▶ **Task to complete**:
Wherever the string "Faktury" shows up in the records below, return that line.

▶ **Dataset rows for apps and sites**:
------------

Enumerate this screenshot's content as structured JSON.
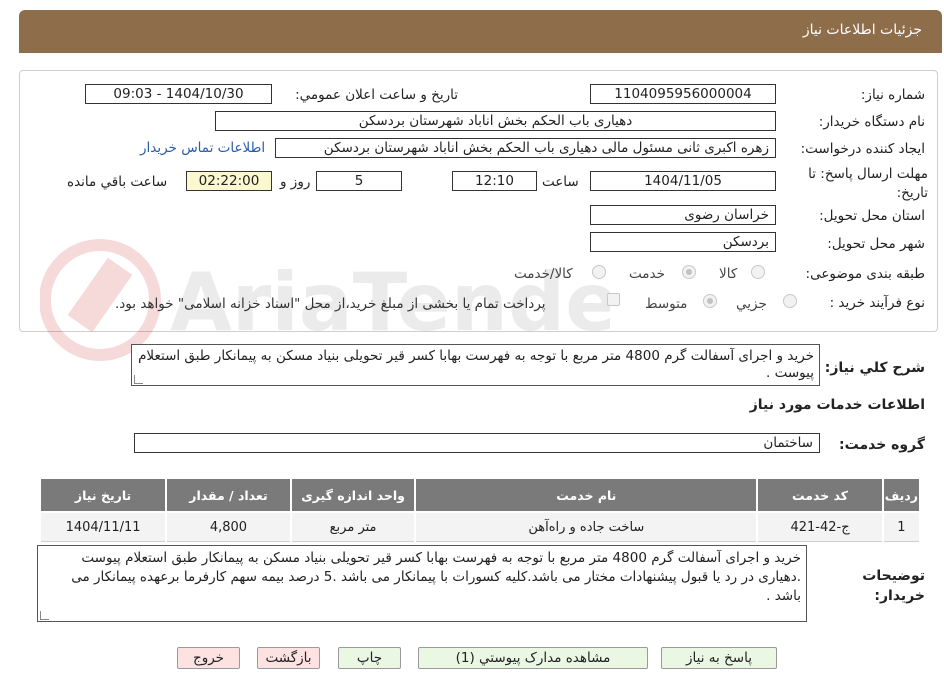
{
  "header": {
    "title": "جزئيات اطلاعات نياز"
  },
  "form": {
    "need_number_label": "شماره نياز:",
    "need_number": "1104095956000004",
    "announce_label": "تاريخ و ساعت اعلان عمومي:",
    "announce_value": "1404/10/30 - 09:03",
    "buyer_org_label": "نام دستگاه خريدار:",
    "buyer_org": "دهیاری باب الحکم بخش اناباد شهرستان بردسکن",
    "requester_label": "ايجاد کننده درخواست:",
    "requester": "زهره اکبری ثانی مسئول مالی دهیاری باب الحکم بخش اناباد شهرستان بردسکن",
    "contact_link": "اطلاعات تماس خريدار",
    "deadline_label": "مهلت ارسال پاسخ: تا تاريخ:",
    "deadline_date": "1404/11/05",
    "time_label": "ساعت",
    "deadline_time": "12:10",
    "days_value": "5",
    "days_label": "روز و",
    "remaining_time": "02:22:00",
    "remaining_label": "ساعت باقي مانده",
    "province_label": "استان محل تحويل:",
    "province": "خراسان رضوی",
    "city_label": "شهر محل تحويل:",
    "city": "بردسکن",
    "category_label": "طبقه بندی موضوعی:",
    "category_options": [
      "کالا",
      "خدمت",
      "کالا/خدمت"
    ],
    "process_label": "نوع فرآيند خريد :",
    "process_options": [
      "جزيي",
      "متوسط"
    ],
    "payment_note": "پرداخت تمام يا بخشی از مبلغ خريد،از محل \"اسناد خزانه اسلامی\" خواهد بود."
  },
  "summary": {
    "label": "شرح کلي نياز:",
    "text": "خرید و اجرای آسفالت گرم  4800 متر مربع با توجه به فهرست بهابا کسر قیر تحویلی بنیاد مسکن به پیمانکار طبق استعلام پیوست ."
  },
  "services": {
    "title": "اطلاعات خدمات مورد نياز",
    "group_label": "گروه خدمت:",
    "group_value": "ساختمان",
    "columns": [
      "رديف",
      "کد خدمت",
      "نام خدمت",
      "واحد اندازه گيری",
      "تعداد / مقدار",
      "تاريخ نياز"
    ],
    "rows": [
      [
        "1",
        "ج-42-421",
        "ساخت جاده و راه‌آهن",
        "متر مربع",
        "4,800",
        "1404/11/11"
      ]
    ]
  },
  "buyer_notes": {
    "label": "توضيحات خريدار:",
    "text": "خرید و اجرای آسفالت گرم  4800 متر مربع با توجه به فهرست بهابا کسر قیر تحویلی بنیاد مسکن به پیمانکار طبق استعلام پیوست .دهیاری در رد یا قبول پیشنهادات مختار می باشد.کلیه کسورات با پیمانکار می باشد .5 درصد بیمه سهم کارفرما برعهده پیمانکار می باشد ."
  },
  "buttons": {
    "reply": "پاسخ به نياز",
    "attachments": "مشاهده مدارک پيوستي (1)",
    "print": "چاپ",
    "back": "بازگشت",
    "exit": "خروج"
  }
}
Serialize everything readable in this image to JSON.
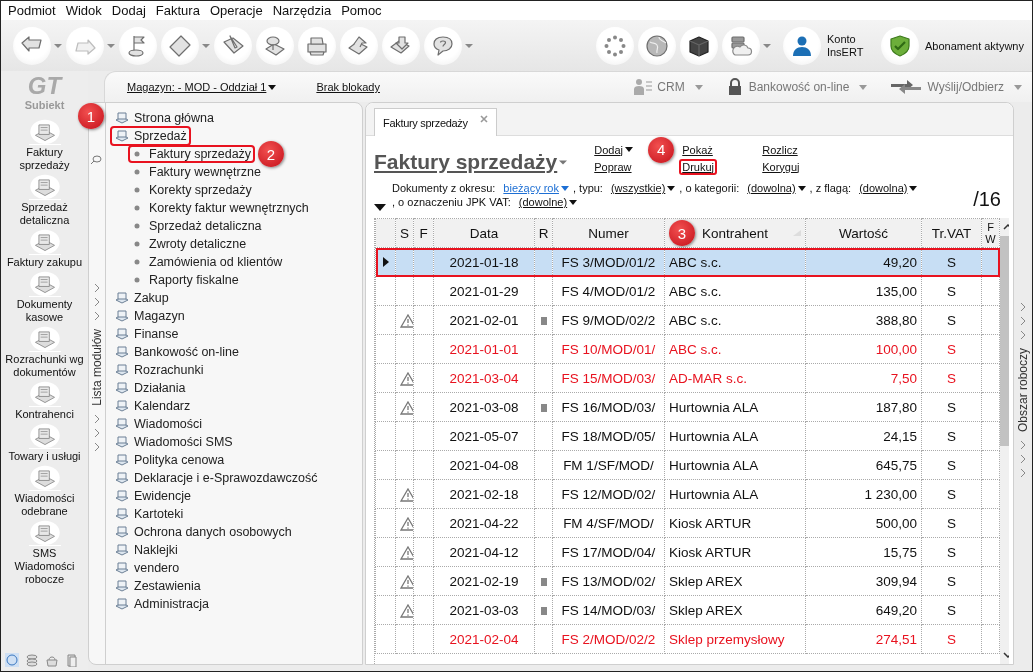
{
  "menu": [
    "Podmiot",
    "Widok",
    "Dodaj",
    "Faktura",
    "Operacje",
    "Narzędzia",
    "Pomoc"
  ],
  "toolbar": {
    "account": "Konto InsERT",
    "subscription": "Abonament aktywny"
  },
  "rail": {
    "logo_mark": "GT",
    "logo": "Subiekt",
    "items": [
      {
        "label": "Faktury sprzedaży"
      },
      {
        "label": "Sprzedaż detaliczna"
      },
      {
        "label": "Faktury zakupu"
      },
      {
        "label": "Dokumenty kasowe"
      },
      {
        "label": "Rozrachunki wg dokumentów"
      },
      {
        "label": "Kontrahenci"
      },
      {
        "label": "Towary i usługi"
      },
      {
        "label": "Wiadomości odebrane"
      },
      {
        "label": "SMS Wiadomości robocze"
      }
    ]
  },
  "context_bar": {
    "warehouse": "Magazyn: - MOD - Oddział 1",
    "lock": "Brak blokady",
    "actions": [
      {
        "label": "CRM"
      },
      {
        "label": "Bankowość on-line"
      },
      {
        "label": "Wyślij/Odbierz"
      }
    ]
  },
  "modules": {
    "strip_label": "Lista modułów",
    "items": [
      {
        "label": "Strona główna",
        "highlighted": false
      },
      {
        "label": "Sprzedaż",
        "expanded": true,
        "highlighted": true,
        "callout": "1",
        "children": [
          {
            "label": "Faktury sprzedaży",
            "highlighted": true,
            "callout": "2"
          },
          {
            "label": "Faktury wewnętrzne",
            "highlighted": false
          },
          {
            "label": "Korekty sprzedaży",
            "highlighted": false
          },
          {
            "label": "Korekty faktur wewnętrznych",
            "highlighted": false
          },
          {
            "label": "Sprzedaż detaliczna",
            "highlighted": false
          },
          {
            "label": "Zwroty detaliczne",
            "highlighted": false
          },
          {
            "label": "Zamówienia od klientów",
            "highlighted": false
          },
          {
            "label": "Raporty fiskalne",
            "highlighted": false
          }
        ]
      },
      {
        "label": "Zakup",
        "highlighted": false
      },
      {
        "label": "Magazyn",
        "highlighted": false
      },
      {
        "label": "Finanse",
        "highlighted": false
      },
      {
        "label": "Bankowość on-line",
        "highlighted": false
      },
      {
        "label": "Rozrachunki",
        "highlighted": false
      },
      {
        "label": "Działania",
        "highlighted": false
      },
      {
        "label": "Kalendarz",
        "highlighted": false
      },
      {
        "label": "Wiadomości",
        "highlighted": false
      },
      {
        "label": "Wiadomości SMS",
        "highlighted": false
      },
      {
        "label": "Polityka cenowa",
        "highlighted": false
      },
      {
        "label": "Deklaracje i e-Sprawozdawczość",
        "highlighted": false
      },
      {
        "label": "Ewidencje",
        "highlighted": false
      },
      {
        "label": "Kartoteki",
        "highlighted": false
      },
      {
        "label": "Ochrona danych osobowych",
        "highlighted": false
      },
      {
        "label": "Naklejki",
        "highlighted": false
      },
      {
        "label": "vendero",
        "highlighted": false
      },
      {
        "label": "Zestawienia",
        "highlighted": false
      },
      {
        "label": "Administracja",
        "highlighted": false
      }
    ]
  },
  "document_tab": {
    "label": "Faktury sprzedaży",
    "selected": true
  },
  "heading": "Faktury sprzedaży",
  "actions": [
    {
      "label": "Dodaj",
      "dropdown": true,
      "highlighted": false
    },
    {
      "label": "Pokaż",
      "dropdown": false,
      "highlighted": false
    },
    {
      "label": "Rozlicz",
      "dropdown": false,
      "highlighted": false
    },
    {
      "label": "Popraw",
      "dropdown": false,
      "highlighted": false
    },
    {
      "label": "Drukuj",
      "dropdown": false,
      "highlighted": true,
      "callout": "4"
    },
    {
      "label": "Koryguj",
      "dropdown": false,
      "highlighted": false
    }
  ],
  "filters": [
    {
      "label": "Dokumenty z okresu:",
      "value": "bieżący rok",
      "active": true
    },
    {
      "label": ", typu:",
      "value": "(wszystkie)",
      "active": false
    },
    {
      "label": ", o kategorii:",
      "value": "(dowolna)",
      "active": false
    },
    {
      "label": ", z flagą:",
      "value": "(dowolna)",
      "active": false
    },
    {
      "label": ", o oznaczeniu JPK VAT:",
      "value": "(dowolne)",
      "active": false
    }
  ],
  "count": "/16",
  "table": {
    "columns": [
      {
        "label": "S",
        "sorted": false
      },
      {
        "label": "F",
        "sorted": false
      },
      {
        "label": "Data",
        "sorted": false
      },
      {
        "label": "R",
        "sorted": false
      },
      {
        "label": "Numer",
        "sorted": false
      },
      {
        "label": "Kontrahent",
        "sorted": true,
        "callout": "3"
      },
      {
        "label": "Wartość",
        "sorted": false
      },
      {
        "label": "Tr.VAT",
        "sorted": false
      },
      {
        "label": "F W",
        "sorted": false
      }
    ],
    "rows": [
      {
        "selected": true,
        "highlighted": true,
        "red_text": false,
        "warning": false,
        "mark": false,
        "date": "2021-01-18",
        "number": "FS 3/MOD/01/2",
        "contractor": "ABC s.c.",
        "value": "49,20",
        "vat": "S"
      },
      {
        "selected": false,
        "highlighted": false,
        "red_text": false,
        "warning": false,
        "mark": false,
        "date": "2021-01-29",
        "number": "FS 4/MOD/01/2",
        "contractor": "ABC s.c.",
        "value": "135,00",
        "vat": "S"
      },
      {
        "selected": false,
        "highlighted": false,
        "red_text": false,
        "warning": true,
        "mark": true,
        "date": "2021-02-01",
        "number": "FS 9/MOD/02/2",
        "contractor": "ABC s.c.",
        "value": "388,80",
        "vat": "S"
      },
      {
        "selected": false,
        "highlighted": false,
        "red_text": true,
        "warning": false,
        "mark": false,
        "date": "2021-01-01",
        "number": "FS 10/MOD/01/",
        "contractor": "ABC s.c.",
        "value": "100,00",
        "vat": "S"
      },
      {
        "selected": false,
        "highlighted": false,
        "red_text": true,
        "warning": true,
        "mark": false,
        "date": "2021-03-04",
        "number": "FS 15/MOD/03/",
        "contractor": "AD-MAR s.c.",
        "value": "7,50",
        "vat": "S"
      },
      {
        "selected": false,
        "highlighted": false,
        "red_text": false,
        "warning": true,
        "mark": true,
        "date": "2021-03-08",
        "number": "FS 16/MOD/03/",
        "contractor": "Hurtownia ALA",
        "value": "187,80",
        "vat": "S"
      },
      {
        "selected": false,
        "highlighted": false,
        "red_text": false,
        "warning": false,
        "mark": false,
        "date": "2021-05-07",
        "number": "FS 18/MOD/05/",
        "contractor": "Hurtownia ALA",
        "value": "24,15",
        "vat": "S"
      },
      {
        "selected": false,
        "highlighted": false,
        "red_text": false,
        "warning": false,
        "mark": false,
        "date": "2021-04-08",
        "number": "FM 1/SF/MOD/",
        "contractor": "Hurtownia ALA",
        "value": "645,75",
        "vat": "S"
      },
      {
        "selected": false,
        "highlighted": false,
        "red_text": false,
        "warning": true,
        "mark": false,
        "date": "2021-02-18",
        "number": "FS 12/MOD/02/",
        "contractor": "Hurtownia ALA",
        "value": "1 230,00",
        "vat": "S"
      },
      {
        "selected": false,
        "highlighted": false,
        "red_text": false,
        "warning": true,
        "mark": false,
        "date": "2021-04-22",
        "number": "FM 4/SF/MOD/",
        "contractor": "Kiosk ARTUR",
        "value": "500,00",
        "vat": "S"
      },
      {
        "selected": false,
        "highlighted": false,
        "red_text": false,
        "warning": true,
        "mark": false,
        "date": "2021-04-12",
        "number": "FS 17/MOD/04/",
        "contractor": "Kiosk ARTUR",
        "value": "15,75",
        "vat": "S"
      },
      {
        "selected": false,
        "highlighted": false,
        "red_text": false,
        "warning": true,
        "mark": true,
        "date": "2021-02-19",
        "number": "FS 13/MOD/02/",
        "contractor": "Sklep AREX",
        "value": "309,94",
        "vat": "S"
      },
      {
        "selected": false,
        "highlighted": false,
        "red_text": false,
        "warning": true,
        "mark": true,
        "date": "2021-03-03",
        "number": "FS 14/MOD/03/",
        "contractor": "Sklep AREX",
        "value": "649,20",
        "vat": "S"
      },
      {
        "selected": false,
        "highlighted": false,
        "red_text": true,
        "warning": false,
        "mark": false,
        "date": "2021-02-04",
        "number": "FS 2/MOD/02/2",
        "contractor": "Sklep przemysłowy",
        "value": "274,51",
        "vat": "S"
      }
    ]
  },
  "side_panel": "Obszar roboczy"
}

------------

▶ **Answer to this exercise**:
        "label": "Faktury sprzedaży"
        "label": "Faktury zakupu"
            "label": "Faktury sprzedaży",
            "label": "Faktury wewnętrzne",
    "label": "Faktury sprzedaży",
  "heading": "Faktury sprzedaży",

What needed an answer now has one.